* [What is being asked]:
Which lines in the records below include the word "таке"? Report each of them in full.

═══ The data ═══

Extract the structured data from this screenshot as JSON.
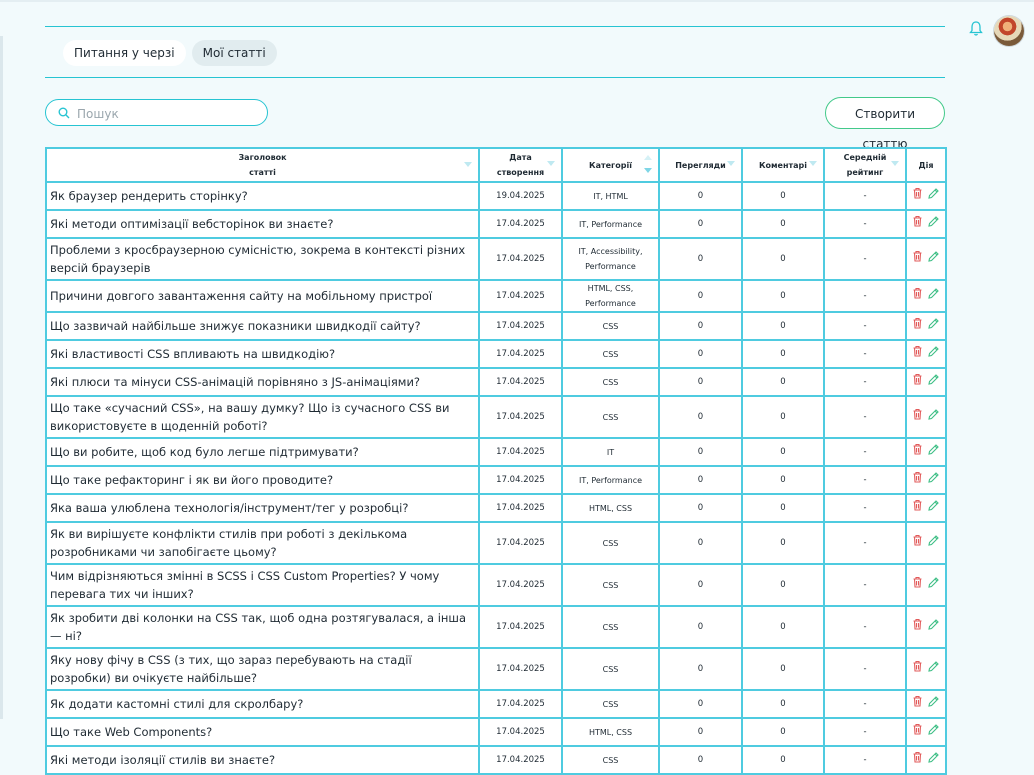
{
  "tabs": [
    {
      "label": "Питання у черзі",
      "active": true
    },
    {
      "label": "Мої статті",
      "active": false
    }
  ],
  "search": {
    "placeholder": "Пошук",
    "value": ""
  },
  "create_button": "Створити статтю",
  "table": {
    "headers": [
      "Заголовок статті",
      "Дата створення",
      "Категорії",
      "Перегляди",
      "Коментарі",
      "Середній рейтинг",
      "Дія"
    ],
    "rows": [
      {
        "title": "Як браузер рендерить сторінку?",
        "date": "19.04.2025",
        "categories": "IT, HTML",
        "views": "0",
        "comments": "0",
        "rating": "-"
      },
      {
        "title": "Які методи оптимізації вебсторінок ви знаєте?",
        "date": "17.04.2025",
        "categories": "IT, Performance",
        "views": "0",
        "comments": "0",
        "rating": "-"
      },
      {
        "title": "Проблеми з кросбраузерною сумісністю, зокрема в контексті різних версій браузерів",
        "date": "17.04.2025",
        "categories": "IT, Accessibility, Performance",
        "views": "0",
        "comments": "0",
        "rating": "-"
      },
      {
        "title": "Причини довгого завантаження сайту на мобільному пристрої",
        "date": "17.04.2025",
        "categories": "HTML, CSS, Performance",
        "views": "0",
        "comments": "0",
        "rating": "-"
      },
      {
        "title": "Що зазвичай найбільше знижує показники швидкодії сайту?",
        "date": "17.04.2025",
        "categories": "CSS",
        "views": "0",
        "comments": "0",
        "rating": "-"
      },
      {
        "title": "Які властивості CSS впливають на швидкодію?",
        "date": "17.04.2025",
        "categories": "CSS",
        "views": "0",
        "comments": "0",
        "rating": "-"
      },
      {
        "title": "Які плюси та мінуси CSS-анімацій порівняно з JS-анімаціями?",
        "date": "17.04.2025",
        "categories": "CSS",
        "views": "0",
        "comments": "0",
        "rating": "-"
      },
      {
        "title": "Що таке «сучасний CSS», на вашу думку? Що із сучасного CSS ви використовуєте в щоденній роботі?",
        "date": "17.04.2025",
        "categories": "CSS",
        "views": "0",
        "comments": "0",
        "rating": "-"
      },
      {
        "title": "Що ви робите, щоб код було легше підтримувати?",
        "date": "17.04.2025",
        "categories": "IT",
        "views": "0",
        "comments": "0",
        "rating": "-"
      },
      {
        "title": "Що таке рефакторинг і як ви його проводите?",
        "date": "17.04.2025",
        "categories": "IT, Performance",
        "views": "0",
        "comments": "0",
        "rating": "-"
      },
      {
        "title": "Яка ваша улюблена технологія/інструмент/тег у розробці?",
        "date": "17.04.2025",
        "categories": "HTML, CSS",
        "views": "0",
        "comments": "0",
        "rating": "-"
      },
      {
        "title": "Як ви вирішуєте конфлікти стилів при роботі з декількома розробниками чи запобігаєте цьому?",
        "date": "17.04.2025",
        "categories": "CSS",
        "views": "0",
        "comments": "0",
        "rating": "-"
      },
      {
        "title": "Чим відрізняються змінні в SCSS і CSS Custom Properties? У чому перевага тих чи інших?",
        "date": "17.04.2025",
        "categories": "CSS",
        "views": "0",
        "comments": "0",
        "rating": "-"
      },
      {
        "title": "Як зробити дві колонки на CSS так, щоб одна розтягувалася, а інша — ні?",
        "date": "17.04.2025",
        "categories": "CSS",
        "views": "0",
        "comments": "0",
        "rating": "-"
      },
      {
        "title": "Яку нову фічу в CSS (з тих, що зараз перебувають на стадії розробки) ви очікуєте найбільше?",
        "date": "17.04.2025",
        "categories": "CSS",
        "views": "0",
        "comments": "0",
        "rating": "-"
      },
      {
        "title": "Як додати кастомні стилі для скролбару?",
        "date": "17.04.2025",
        "categories": "CSS",
        "views": "0",
        "comments": "0",
        "rating": "-"
      },
      {
        "title": "Що таке Web Components?",
        "date": "17.04.2025",
        "categories": "HTML, CSS",
        "views": "0",
        "comments": "0",
        "rating": "-"
      },
      {
        "title": "Які методи ізоляції стилів ви знаєте?",
        "date": "17.04.2025",
        "categories": "CSS",
        "views": "0",
        "comments": "0",
        "rating": "-"
      }
    ]
  },
  "icons": {
    "bell": "bell-icon",
    "search": "search-icon",
    "delete": "trash-icon",
    "edit": "pencil-icon"
  },
  "colors": {
    "accent": "#27c4d2",
    "table_border": "#4fcbe0",
    "create_button_border": "#43c98a",
    "delete_icon": "#e25b5b",
    "edit_icon": "#3fbf86",
    "background": "#f2fafc"
  }
}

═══

* [Your response]:
        "title": "Що таке «сучасний CSS», на вашу думку? Що із сучасного CSS ви використовуєте в щоденній роботі?",
        "title": "Що таке рефакторинг і як ви його проводите?",
        "title": "Що таке Web Components?",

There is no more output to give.